The researchers say people tend to think they’ll feel less guilty about indulging if they have a good reason for doing so — even though there’s no evidence that thinking “I’ll exercise it off tomorrow” makes people feel less remorseful.
While this study may complicate the notion that impulse eating is to blame for most dieters’ difficulties, it only reinforces the idea that health habits are the product of complex psychological processes The role of neural impulse control mechanisms for dietary success in obesity. Weygandt, M., Mai, K., Dommes, E., et al. Bernstein Center for Computational Neuroscience Berlin. Neuroimage 2013 Dec; 83;669-78. . We restrict ourselves because we know that second piece of pie will make us feel “fat” tomorrow, we down the pie because we already “destroyed” our diet with a giant cookie this morning, or we eat for other reasons entirely.
All this research leaves us in a difficult place: Should we pause before eating a tempting food and consider whether we really want it, or will that just lead to overindulgence? Perhaps the first step is being aware that we’re bound to come up with excuses, and not to set unreasonable expectations (like “no sweets, ever”). That way, we’ll be better prepared to accept some excuses and ditch others (It’s my birthday next year!) that just don’t cut it.

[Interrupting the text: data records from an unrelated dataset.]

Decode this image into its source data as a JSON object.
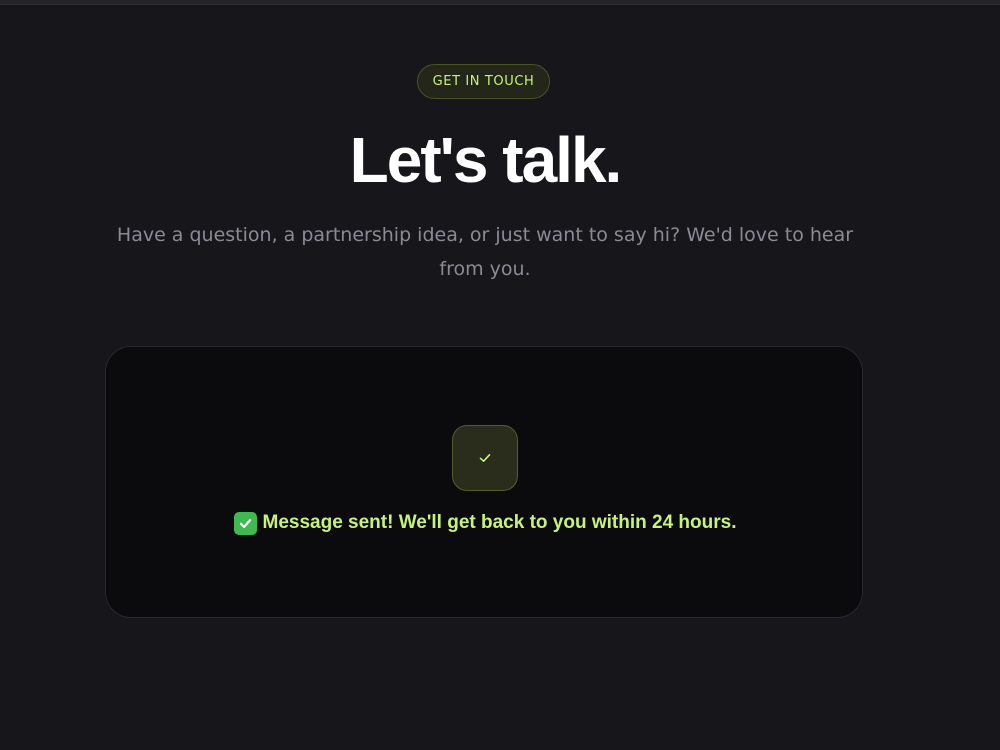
{
  "badge": {
    "label": "GET IN TOUCH"
  },
  "hero": {
    "title": "Let's talk.",
    "subtitle": "Have a question, a partnership idea, or just want to say hi? We'd love to hear from you."
  },
  "success": {
    "icon": "check-icon",
    "message": "Message sent! We'll get back to you within 24 hours."
  },
  "colors": {
    "accent": "#c8f27a",
    "background": "#17161b",
    "card": "#0b0b0d",
    "success_emoji": "#3fb950"
  }
}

Do you find yourself trying to justify your food choices on a constant basis? Let us know in the comments below or tweet the author at @ShanaDLebowitz.